Knowledge Base

Sticky Mac Commands - How to tell the Mac layer to send a scheduled uplink

Hi there,

I am working on Murata cmwx1zzabz (i.e. STM32L072CZ) and using the Semtech stack. For all the basic stuff (joining, sending messages) it runs fine. The Mac commands, that actually manage the network, are OK except the "sticky" ones.

As stated in the Semtech library, "The sticky answers were introduced to the specification in order to ensure that critical MAC commands have been understood by the end-device. You can see the sticky answers like an acknowledgement." So these sticky Mac commands require some acknowledge from the device because it is related to critical parameter (sticky Mac commands are SRV_MAC_RX_PARAM_SETUP_REQ, SRV_MAC_RX_TIMING_SETUP_REQ, SRV_MAC_DL_CHANNEL_REQ). So when the device is receiving one of these, the Mac layer notifies the application layer that an uplink is required as soon as possible. The MlmeIndication callback is then executed.

But looking at the Lora-node example,nothing looks implemented. Nothing is send back to the gateway so it does not get its acknowledge.

It seems that the Mac command is ready to be send (it is processed and stored in the sMacCommandsList) but I do not get how to tell the Mac layer to send it (It must be obvious!)

Any idea about how to send a scheduled up link?

The sticky meesages are sent automatically by the stack when the application sends any uplink.
These answers will be usually sent on the FOpts field of every uplink message up until the network server makes use of the new parameters.

The `MlmeIndication` stack callback has an event named `MLME_SCHEDULE_UPLINK`. This event is used to notify the upper layer that it could send an uplink as soon as possible in order to finalize the sitcky messages handling. Please note that handling this event is optional.
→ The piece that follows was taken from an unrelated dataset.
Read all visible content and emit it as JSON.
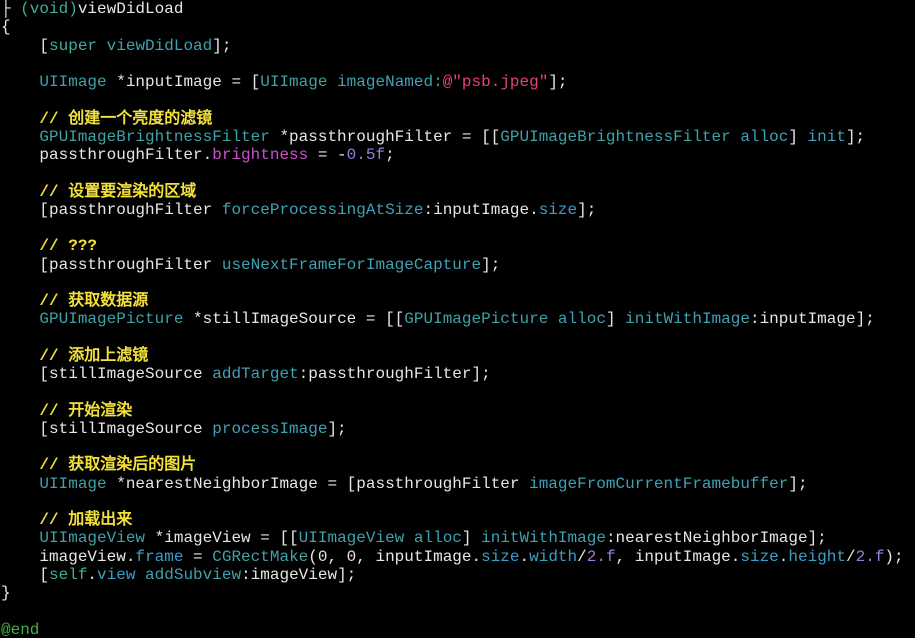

It can manly be used to speed up the process.

All the provided examples schedule an uplink transmission as soon as the `MLME_SCHEDULE_UPLINK` event happens.

* \brief MLME-Indication event function
* \param [IN] mlmeIndication - Pointer to the indication structure.
static void MlmeIndication( MlmeIndication_t *mlmeIndication )
printf( "\r\n###### ===== MLME-Indication ==== ######\r\n" );
printf( "STATUS : %s\r\n", EventInfoStatusStrings[mlmeIndication->Status] );
if( mlmeIndication->Status != LORAMAC_EVENT_INFO_STATUS_OK )
switch( mlmeIndication->MlmeIndication )
{// The MAC signals that we shall provide an uplink as soon as possible
OnTxNextPacketTimerEvent( NULL ); // <--- uplink scheduling
The LoRa-Alliaince certification process checks if the end-device correctly handles the sticky messages.

Please refer to pre-certification report below link. (For instance: Chapter "11 DIChannelReq MAC command" on page 22).
Thanks for this detailed answer!

So, as I expected, I overlooked an obvious solution... If I clearly understood, as the Mac commands are integrated to payload, any message will transport Mac commands. As stated in the specifications: "FOpts transport MAC commands of a maximum length of 15 octets that are piggybacked onto data frames".

In other words, when the MLME_SCHEDULE_UPLINK is called, the app is noticed and may send an empty message in order to bring the sticky Mac command to the gateway. Is that correct?

Last remaining question: what about the delay expected by a gateway regarding sticky Mac commands? Since the duty cycle is defined as 2'30 (REGION_EU868 for what I know), this can be seen as a bit long from the gateway point of view.
Yes, your understanding looks to be correct.

There is no delay to be respected. That's why we are not obliged to make the uplink as soon as possible.
The LoRaWAN protocol relies on end-device constraints. Thus, for example if your application only sends an uplink per day it will just take at least 3 days to have everything synchronized.

Please, it should also be noted that we should not talk about `gateway` but `network server` instead.
A `gateway` in LoRaWAN networks is a dumb device that just receives/transmits LoRa packets on the air interface and receives/transmits them to the `network server` on the other side.
This means that virtually it is like if the end-device is directly connected to the `network server`.

Crystal clear, thank you.